WORK REQUEST – Filter the entries for the word "placeholder". Copy each line that has it.

Dataset rows for apps and sites –
◆ ◆ ◆

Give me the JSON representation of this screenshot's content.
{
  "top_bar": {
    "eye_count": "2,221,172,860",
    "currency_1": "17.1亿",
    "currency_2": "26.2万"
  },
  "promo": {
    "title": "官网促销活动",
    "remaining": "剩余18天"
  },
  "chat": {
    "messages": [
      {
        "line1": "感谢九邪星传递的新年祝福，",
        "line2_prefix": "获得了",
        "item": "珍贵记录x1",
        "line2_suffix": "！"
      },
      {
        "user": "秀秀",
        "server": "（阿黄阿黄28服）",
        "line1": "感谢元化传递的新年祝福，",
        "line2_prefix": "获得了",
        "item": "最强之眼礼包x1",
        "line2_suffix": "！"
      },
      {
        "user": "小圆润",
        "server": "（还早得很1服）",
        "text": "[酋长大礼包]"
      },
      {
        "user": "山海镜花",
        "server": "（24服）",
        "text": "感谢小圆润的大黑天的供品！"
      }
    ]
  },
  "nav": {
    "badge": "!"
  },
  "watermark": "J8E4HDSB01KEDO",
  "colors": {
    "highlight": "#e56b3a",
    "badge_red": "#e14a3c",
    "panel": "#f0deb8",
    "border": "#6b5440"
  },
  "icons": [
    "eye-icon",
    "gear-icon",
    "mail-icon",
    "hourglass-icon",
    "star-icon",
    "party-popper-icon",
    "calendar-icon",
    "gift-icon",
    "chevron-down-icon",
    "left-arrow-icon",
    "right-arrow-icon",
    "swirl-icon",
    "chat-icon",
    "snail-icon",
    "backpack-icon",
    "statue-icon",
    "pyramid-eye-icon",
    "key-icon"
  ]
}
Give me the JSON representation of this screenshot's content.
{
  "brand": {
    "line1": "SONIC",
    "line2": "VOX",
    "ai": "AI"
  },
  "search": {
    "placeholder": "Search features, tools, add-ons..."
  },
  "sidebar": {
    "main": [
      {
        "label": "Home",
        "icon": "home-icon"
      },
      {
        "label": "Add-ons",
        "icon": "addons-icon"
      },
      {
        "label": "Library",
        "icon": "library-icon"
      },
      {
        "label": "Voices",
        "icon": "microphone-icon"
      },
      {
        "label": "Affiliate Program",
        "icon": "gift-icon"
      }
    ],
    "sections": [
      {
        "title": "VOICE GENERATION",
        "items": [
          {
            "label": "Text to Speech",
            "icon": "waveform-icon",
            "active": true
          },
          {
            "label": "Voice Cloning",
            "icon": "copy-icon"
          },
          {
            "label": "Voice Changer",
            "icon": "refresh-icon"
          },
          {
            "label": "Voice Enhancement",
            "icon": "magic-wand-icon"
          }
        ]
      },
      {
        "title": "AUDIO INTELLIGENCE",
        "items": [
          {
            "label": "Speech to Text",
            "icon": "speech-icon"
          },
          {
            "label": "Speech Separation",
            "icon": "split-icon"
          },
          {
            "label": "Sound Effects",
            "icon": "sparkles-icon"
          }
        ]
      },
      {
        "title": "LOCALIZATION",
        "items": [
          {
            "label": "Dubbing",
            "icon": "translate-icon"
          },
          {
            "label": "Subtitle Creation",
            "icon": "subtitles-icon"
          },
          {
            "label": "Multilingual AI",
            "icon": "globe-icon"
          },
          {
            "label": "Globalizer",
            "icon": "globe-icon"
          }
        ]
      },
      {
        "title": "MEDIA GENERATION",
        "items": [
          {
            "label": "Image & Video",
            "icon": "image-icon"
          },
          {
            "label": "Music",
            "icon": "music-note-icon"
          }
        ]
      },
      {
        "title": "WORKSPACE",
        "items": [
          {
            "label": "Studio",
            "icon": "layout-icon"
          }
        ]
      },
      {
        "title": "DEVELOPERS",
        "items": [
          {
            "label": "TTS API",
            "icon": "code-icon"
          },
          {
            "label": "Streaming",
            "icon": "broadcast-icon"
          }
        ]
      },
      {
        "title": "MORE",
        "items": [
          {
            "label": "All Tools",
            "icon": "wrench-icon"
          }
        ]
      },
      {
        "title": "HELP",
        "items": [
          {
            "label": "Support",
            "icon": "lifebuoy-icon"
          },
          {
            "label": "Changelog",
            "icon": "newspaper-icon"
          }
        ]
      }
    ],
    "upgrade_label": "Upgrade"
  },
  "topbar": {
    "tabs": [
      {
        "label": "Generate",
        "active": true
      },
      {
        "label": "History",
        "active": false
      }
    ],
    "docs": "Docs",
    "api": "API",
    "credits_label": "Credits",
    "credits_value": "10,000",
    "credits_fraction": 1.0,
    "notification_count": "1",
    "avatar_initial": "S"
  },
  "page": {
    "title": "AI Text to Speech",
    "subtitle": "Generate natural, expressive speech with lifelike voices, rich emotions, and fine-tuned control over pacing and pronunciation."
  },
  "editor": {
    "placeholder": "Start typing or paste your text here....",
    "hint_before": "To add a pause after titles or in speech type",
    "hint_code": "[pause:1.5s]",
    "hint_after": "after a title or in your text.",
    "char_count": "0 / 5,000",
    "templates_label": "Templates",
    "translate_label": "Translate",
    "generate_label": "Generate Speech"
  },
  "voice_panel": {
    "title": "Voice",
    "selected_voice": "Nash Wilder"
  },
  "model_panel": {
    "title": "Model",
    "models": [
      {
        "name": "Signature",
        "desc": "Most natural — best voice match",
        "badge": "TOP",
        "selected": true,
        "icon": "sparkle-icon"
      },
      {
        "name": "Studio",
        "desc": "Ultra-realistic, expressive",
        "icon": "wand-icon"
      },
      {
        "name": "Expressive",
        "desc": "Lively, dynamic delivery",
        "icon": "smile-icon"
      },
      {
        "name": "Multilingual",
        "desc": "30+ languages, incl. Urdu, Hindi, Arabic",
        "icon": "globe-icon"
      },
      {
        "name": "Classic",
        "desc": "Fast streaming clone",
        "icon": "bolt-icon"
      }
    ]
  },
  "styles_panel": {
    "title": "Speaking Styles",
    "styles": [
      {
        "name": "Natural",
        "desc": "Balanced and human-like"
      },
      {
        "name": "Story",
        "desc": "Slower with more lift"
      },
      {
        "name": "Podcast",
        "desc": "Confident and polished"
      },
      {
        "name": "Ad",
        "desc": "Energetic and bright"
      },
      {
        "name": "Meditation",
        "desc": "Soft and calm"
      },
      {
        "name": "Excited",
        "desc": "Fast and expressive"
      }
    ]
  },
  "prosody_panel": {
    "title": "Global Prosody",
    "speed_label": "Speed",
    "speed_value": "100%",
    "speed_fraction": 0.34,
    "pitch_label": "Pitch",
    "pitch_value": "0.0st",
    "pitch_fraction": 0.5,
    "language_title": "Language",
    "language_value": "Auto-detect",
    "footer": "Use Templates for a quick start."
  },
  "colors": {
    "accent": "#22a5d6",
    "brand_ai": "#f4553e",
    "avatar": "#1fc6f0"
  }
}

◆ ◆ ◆

PROBLEM SOLUTION –
    "placeholder": "Search features, tools, add-ons..."
    "placeholder": "Start typing or paste your text here....",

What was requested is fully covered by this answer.